INSTRUCTIONS TO FOLLOW —
The entries that follow should be reproduced exactly, with no images carried over.

DATA FOR THIS EXERCISE —
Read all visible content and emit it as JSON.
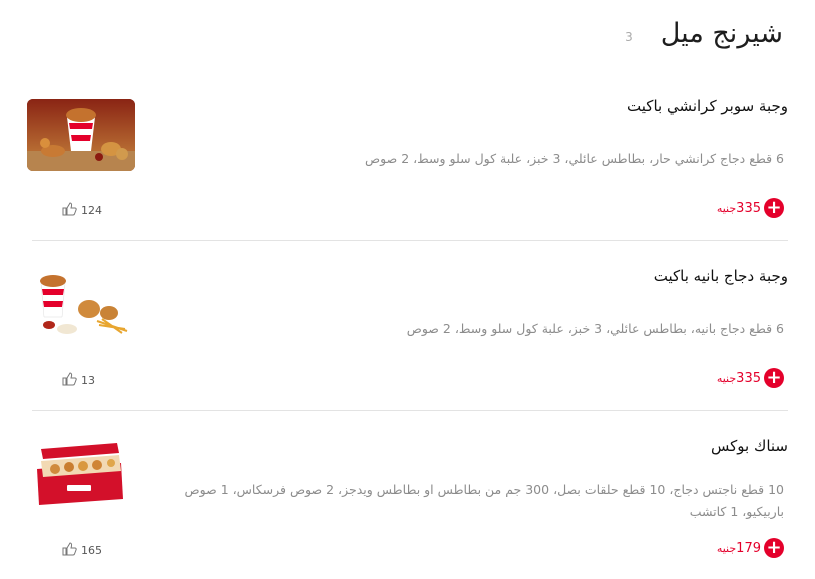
{
  "section": {
    "title": "شيرنج ميل",
    "count": "3"
  },
  "currency": "جنيه",
  "items": [
    {
      "name": "وجبة سوبر كرانشي باكيت",
      "description": "6 قطع دجاج كرانشي حار، بطاطس عائلي، 3 خبز، علبة كول سلو وسط، 2 صوص",
      "price": "335",
      "likes": "124",
      "image_icon": "chicken-bucket-meal-image"
    },
    {
      "name": "وجبة دجاج بانيه باكيت",
      "description": "6 قطع دجاج بانيه، بطاطس عائلي، 3 خبز، علبة كول سلو وسط، 2 صوص",
      "price": "335",
      "likes": "13",
      "image_icon": "pane-bucket-meal-image"
    },
    {
      "name": "سناك بوكس",
      "description": "10 قطع ناجتس دجاج، 10 قطع حلقات بصل، 300 جم من بطاطس او بطاطس ويدجز، 2 صوص فرسكاس، 1 صوص باربيكيو، 1 كاتشب",
      "price": "179",
      "likes": "165",
      "image_icon": "snacks-box-image"
    }
  ],
  "colors": {
    "accent": "#e4002b",
    "divider": "#e3e3e3",
    "muted": "#8c8c8c"
  }
}
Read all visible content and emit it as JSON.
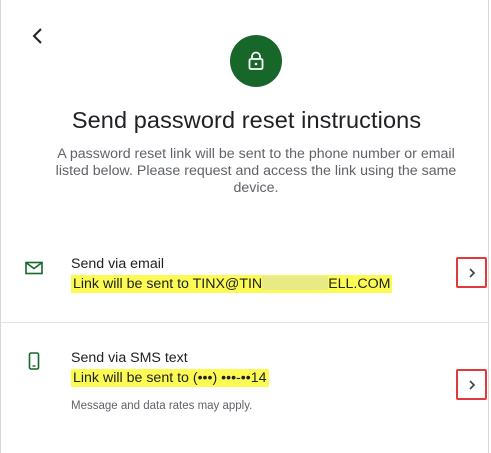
{
  "header": {
    "back_icon": "chevron-left-icon",
    "lock_icon": "lock-icon",
    "accent_color": "#17672b"
  },
  "title": "Send password reset instructions",
  "description": "A password reset link will be sent to the phone number or email listed below. Please request and access the link using the same device.",
  "options": [
    {
      "icon": "mail-icon",
      "title": "Send via email",
      "detail_prefix": "Link will be sent to TINX@TIN",
      "detail_suffix": "ELL.COM",
      "chevron": "chevron-right-icon"
    },
    {
      "icon": "phone-icon",
      "title": "Send via SMS text",
      "detail": "Link will be sent to (•••) •••-••14",
      "note": "Message and data rates may apply.",
      "chevron": "chevron-right-icon"
    }
  ],
  "highlight_color": "#fbfb54",
  "callout_color": "#e23a3a"
}
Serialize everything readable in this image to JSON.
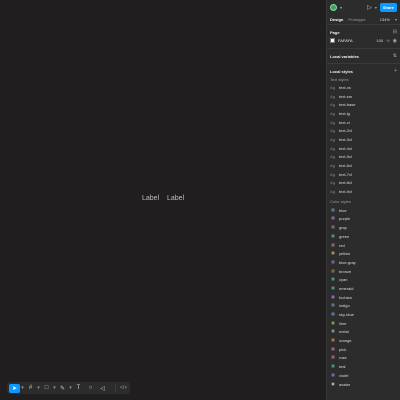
{
  "canvas": {
    "labels": [
      "Label",
      "Label"
    ]
  },
  "toolbar": {
    "tools": [
      {
        "name": "move-tool",
        "glyph": "➤",
        "active": true
      },
      {
        "name": "frame-tool",
        "glyph": "#",
        "active": false
      },
      {
        "name": "shape-tool",
        "glyph": "□",
        "active": false
      },
      {
        "name": "pen-tool",
        "glyph": "✎",
        "active": false
      },
      {
        "name": "text-tool",
        "glyph": "T",
        "active": false
      },
      {
        "name": "comment-tool",
        "glyph": "○",
        "active": false
      },
      {
        "name": "actions-tool",
        "glyph": "◁",
        "active": false
      }
    ],
    "code_label": "</>"
  },
  "panel": {
    "share_label": "Share",
    "tabs": [
      "Design",
      "Prototype"
    ],
    "zoom": "134%",
    "page": {
      "title": "Page",
      "color_hex": "FAFAFA",
      "opacity": "100",
      "opacity_unit": "%"
    },
    "local_variables": "Local variables",
    "local_styles": "Local styles",
    "text_styles_title": "Text styles",
    "text_styles": [
      "text-xs",
      "text-sm",
      "text-base",
      "text-lg",
      "text-xl",
      "text-2xl",
      "text-3xl",
      "text-4xl",
      "text-5xl",
      "text-6xl",
      "text-7xl",
      "text-8xl",
      "text-9xl"
    ],
    "color_styles_title": "Color styles",
    "color_styles": [
      {
        "name": "blue",
        "color": "#3b82f6"
      },
      {
        "name": "purple",
        "color": "#a855f7"
      },
      {
        "name": "gray",
        "color": "#6b7280"
      },
      {
        "name": "green",
        "color": "#22c55e"
      },
      {
        "name": "red",
        "color": "#ef4444"
      },
      {
        "name": "yellow",
        "color": "#eab308"
      },
      {
        "name": "blue-gray",
        "color": "#64748b"
      },
      {
        "name": "bronze",
        "color": "#a16207"
      },
      {
        "name": "cyan",
        "color": "#06b6d4"
      },
      {
        "name": "emerald",
        "color": "#10b981"
      },
      {
        "name": "fuchsia",
        "color": "#d946ef"
      },
      {
        "name": "indigo",
        "color": "#6366f1"
      },
      {
        "name": "sky-blue",
        "color": "#0ea5e9"
      },
      {
        "name": "lime",
        "color": "#84cc16"
      },
      {
        "name": "metal",
        "color": "#9ca3af"
      },
      {
        "name": "orange",
        "color": "#f97316"
      },
      {
        "name": "pink",
        "color": "#ec4899"
      },
      {
        "name": "rose",
        "color": "#f43f5e"
      },
      {
        "name": "teal",
        "color": "#14b8a6"
      },
      {
        "name": "violet",
        "color": "#8b5cf6"
      },
      {
        "name": "avatar",
        "color": "#d4d4d4"
      }
    ],
    "colors": {
      "accent": "#0d99ff",
      "canvas_bg": "#201e1f",
      "panel_bg": "#2c2c2c"
    }
  }
}
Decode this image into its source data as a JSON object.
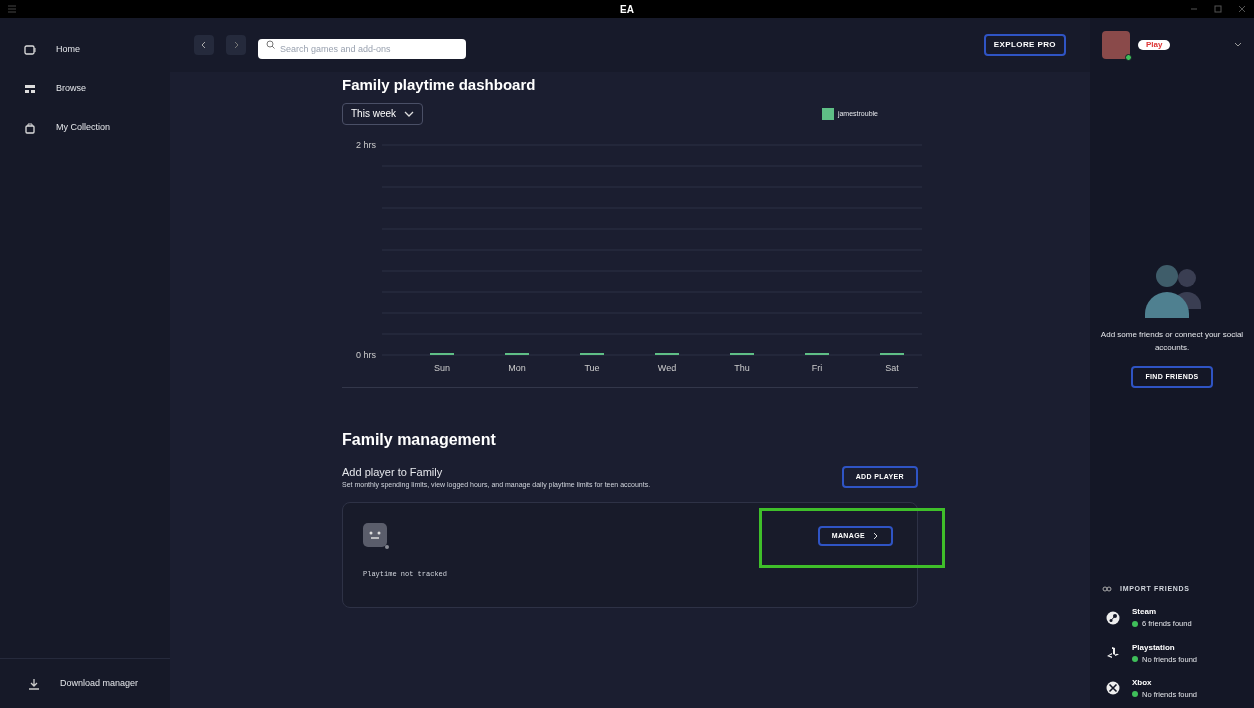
{
  "window": {
    "title": "EA"
  },
  "sidebar": {
    "items": [
      {
        "kind": "home",
        "label": "Home"
      },
      {
        "kind": "browse",
        "label": "Browse"
      },
      {
        "kind": "collection",
        "label": "My Collection"
      }
    ],
    "footer": "Download manager"
  },
  "toolbar": {
    "search": {
      "placeholder": "Search games and add-ons"
    },
    "explore_button": "EXPLORE PRO"
  },
  "profile": {
    "badge": "Play",
    "online": true
  },
  "dashboard": {
    "title": "Family playtime dashboard",
    "range": "This week",
    "chart_data": {
      "type": "bar",
      "categories": [
        "Sun",
        "Mon",
        "Tue",
        "Wed",
        "Thu",
        "Fri",
        "Sat"
      ],
      "series": [
        {
          "name": "jamestrouble",
          "color": "#5fbf86",
          "values": [
            0,
            0,
            0,
            0,
            0,
            0,
            0
          ]
        }
      ],
      "ylim": [
        0,
        2
      ],
      "yticks": [
        {
          "value": 0,
          "label": "0 hrs"
        },
        {
          "value": 2,
          "label": "2 hrs"
        }
      ]
    }
  },
  "family": {
    "title": "Family management",
    "add_title": "Add player to Family",
    "add_description": "Set monthly spending limits, view logged hours, and manage daily playtime limits for teen accounts.",
    "add_button": "ADD PLAYER",
    "member": {
      "status": "Playtime not tracked",
      "button": "MANAGE",
      "highlighted": true
    }
  },
  "friends": {
    "empty_text": "Add some friends or connect your social accounts.",
    "find_button": "FIND FRIENDS",
    "import_title": "IMPORT FRIENDS",
    "sources": [
      {
        "kind": "steam",
        "name": "Steam",
        "status": "6 friends found"
      },
      {
        "kind": "playstation",
        "name": "Playstation",
        "status": "No friends found"
      },
      {
        "kind": "xbox",
        "name": "Xbox",
        "status": "No friends found"
      }
    ]
  }
}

COMPLETED TASK —
Read all visible content and emit it as JSON.
{
  "section": {
    "title": "شيرنج ميل",
    "count": "3"
  },
  "currency": "جنيه",
  "items": [
    {
      "name": "وجبة سوبر كرانشي باكيت",
      "description": "6 قطع دجاج كرانشي حار، بطاطس عائلي، 3 خبز، علبة كول سلو وسط، 2 صوص",
      "price": "335",
      "likes": "124",
      "image_icon": "chicken-bucket-meal-image"
    },
    {
      "name": "وجبة دجاج بانيه باكيت",
      "description": "6 قطع دجاج بانيه، بطاطس عائلي، 3 خبز، علبة كول سلو وسط، 2 صوص",
      "price": "335",
      "likes": "13",
      "image_icon": "pane-bucket-meal-image"
    },
    {
      "name": "سناك بوكس",
      "description": "10 قطع ناجتس دجاج، 10 قطع حلقات بصل، 300 جم من بطاطس او بطاطس ويدجز، 2 صوص فرسكاس، 1 صوص باربيكيو، 1 كاتشب",
      "price": "179",
      "likes": "165",
      "image_icon": "snacks-box-image"
    }
  ],
  "colors": {
    "accent": "#e4002b",
    "divider": "#e3e3e3",
    "muted": "#8c8c8c"
  }
}
Read all visible content and emit it as JSON.
{
  "header": {
    "back_icon": "chevron-left-icon",
    "lock_icon": "lock-icon",
    "accent_color": "#17672b"
  },
  "title": "Send password reset instructions",
  "description": "A password reset link will be sent to the phone number or email listed below. Please request and access the link using the same device.",
  "options": [
    {
      "icon": "mail-icon",
      "title": "Send via email",
      "detail_prefix": "Link will be sent to TINX@TIN",
      "detail_suffix": "ELL.COM",
      "chevron": "chevron-right-icon"
    },
    {
      "icon": "phone-icon",
      "title": "Send via SMS text",
      "detail": "Link will be sent to (•••) •••-••14",
      "note": "Message and data rates may apply.",
      "chevron": "chevron-right-icon"
    }
  ],
  "highlight_color": "#fbfb54",
  "callout_color": "#e23a3a"
}
Serialize everything readable in this image to JSON.
{
  "canvas": {
    "labels": [
      "Label",
      "Label"
    ]
  },
  "toolbar": {
    "tools": [
      {
        "name": "move-tool",
        "glyph": "➤",
        "active": true
      },
      {
        "name": "frame-tool",
        "glyph": "#",
        "active": false
      },
      {
        "name": "shape-tool",
        "glyph": "□",
        "active": false
      },
      {
        "name": "pen-tool",
        "glyph": "✎",
        "active": false
      },
      {
        "name": "text-tool",
        "glyph": "T",
        "active": false
      },
      {
        "name": "comment-tool",
        "glyph": "○",
        "active": false
      },
      {
        "name": "actions-tool",
        "glyph": "◁",
        "active": false
      }
    ],
    "code_label": "</>"
  },
  "panel": {
    "share_label": "Share",
    "tabs": [
      "Design",
      "Prototype"
    ],
    "zoom": "134%",
    "page": {
      "title": "Page",
      "color_hex": "FAFAFA",
      "opacity": "100",
      "opacity_unit": "%"
    },
    "local_variables": "Local variables",
    "local_styles": "Local styles",
    "text_styles_title": "Text styles",
    "text_styles": [
      "text-xs",
      "text-sm",
      "text-base",
      "text-lg",
      "text-xl",
      "text-2xl",
      "text-3xl",
      "text-4xl",
      "text-5xl",
      "text-6xl",
      "text-7xl",
      "text-8xl",
      "text-9xl"
    ],
    "color_styles_title": "Color styles",
    "color_styles": [
      {
        "name": "blue",
        "color": "#3b82f6"
      },
      {
        "name": "purple",
        "color": "#a855f7"
      },
      {
        "name": "gray",
        "color": "#6b7280"
      },
      {
        "name": "green",
        "color": "#22c55e"
      },
      {
        "name": "red",
        "color": "#ef4444"
      },
      {
        "name": "yellow",
        "color": "#eab308"
      },
      {
        "name": "blue-gray",
        "color": "#64748b"
      },
      {
        "name": "bronze",
        "color": "#a16207"
      },
      {
        "name": "cyan",
        "color": "#06b6d4"
      },
      {
        "name": "emerald",
        "color": "#10b981"
      },
      {
        "name": "fuchsia",
        "color": "#d946ef"
      },
      {
        "name": "indigo",
        "color": "#6366f1"
      },
      {
        "name": "sky-blue",
        "color": "#0ea5e9"
      },
      {
        "name": "lime",
        "color": "#84cc16"
      },
      {
        "name": "metal",
        "color": "#9ca3af"
      },
      {
        "name": "orange",
        "color": "#f97316"
      },
      {
        "name": "pink",
        "color": "#ec4899"
      },
      {
        "name": "rose",
        "color": "#f43f5e"
      },
      {
        "name": "teal",
        "color": "#14b8a6"
      },
      {
        "name": "violet",
        "color": "#8b5cf6"
      },
      {
        "name": "avatar",
        "color": "#d4d4d4"
      }
    ],
    "colors": {
      "accent": "#0d99ff",
      "canvas_bg": "#201e1f",
      "panel_bg": "#2c2c2c"
    }
  }
}
Decode this image into its source data as a JSON object.
{
  "window": {
    "title": "EA"
  },
  "sidebar": {
    "items": [
      {
        "kind": "home",
        "label": "Home"
      },
      {
        "kind": "browse",
        "label": "Browse"
      },
      {
        "kind": "collection",
        "label": "My Collection"
      }
    ],
    "footer": "Download manager"
  },
  "toolbar": {
    "search": {
      "placeholder": "Search games and add-ons"
    },
    "explore_button": "EXPLORE PRO"
  },
  "profile": {
    "badge": "Play",
    "online": true
  },
  "dashboard": {
    "title": "Family playtime dashboard",
    "range": "This week",
    "chart_data": {
      "type": "bar",
      "categories": [
        "Sun",
        "Mon",
        "Tue",
        "Wed",
        "Thu",
        "Fri",
        "Sat"
      ],
      "series": [
        {
          "name": "jamestrouble",
          "color": "#5fbf86",
          "values": [
            0,
            0,
            0,
            0,
            0,
            0,
            0
          ]
        }
      ],
      "ylim": [
        0,
        2
      ],
      "yticks": [
        {
          "value": 0,
          "label": "0 hrs"
        },
        {
          "value": 2,
          "label": "2 hrs"
        }
      ]
    }
  },
  "family": {
    "title": "Family management",
    "add_title": "Add player to Family",
    "add_description": "Set monthly spending limits, view logged hours, and manage daily playtime limits for teen accounts.",
    "add_button": "ADD PLAYER",
    "member": {
      "status": "Playtime not tracked",
      "button": "MANAGE",
      "highlighted": true
    }
  },
  "friends": {
    "empty_text": "Add some friends or connect your social accounts.",
    "find_button": "FIND FRIENDS",
    "import_title": "IMPORT FRIENDS",
    "sources": [
      {
        "kind": "steam",
        "name": "Steam",
        "status": "6 friends found"
      },
      {
        "kind": "playstation",
        "name": "Playstation",
        "status": "No friends found"
      },
      {
        "kind": "xbox",
        "name": "Xbox",
        "status": "No friends found"
      }
    ]
  }
}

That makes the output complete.